This is part of a series called "An Impossible Advent." It was inspired by this quote from the book Preaching After God by Phil Snider: "For what is religion if not a love for the advent of the impossible?" If that intrigues you, feel free to check out the previous posts.
I have been entirely delinquent in my commitment to blogging during Advent, and honestly I'm not feeling particularly bad about it.
As it turns out, finals week followed by a week of traveling, visiting with family, and getting to see the beautiful farm where Leigh and I will get married in September, hasn't left me with much time for tapping away at a computer, and I am quite content with this fact.
Maybe this will read as a somewhat thin justification, but nevertheless I think there is some truth in it: it seems to me that one of the main lessons of Advent, and all of the metaphors that tend to associate themselves with this season, is that the effort and striving and production of humans is not, in an ultimate sense, the main event. This is a season in which we talk about waiting, about birth, about the dawning of the sun after a long night. All things that, while they might require our alertness, or our care, or our intention, are not really about us, but rather about important things happening in us or through us or around us.
So I'm deciding not to be too concerned that I haven't produced much content here over the past week and a half or so. Advent isn't really about my content, anyway. Not about what I write or make or do. Certainly not about what I blog.

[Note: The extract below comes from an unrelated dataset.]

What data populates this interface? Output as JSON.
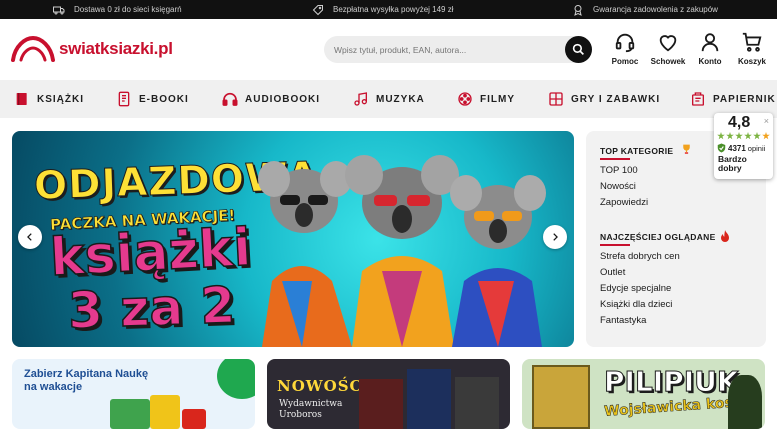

Advent isn't about our flurry of activity and frenzied preparation for five church services on one night (which I am blessedly spared by working with a campus ministry).
Advent isn't about me, or about us.
Which is good news, indeed.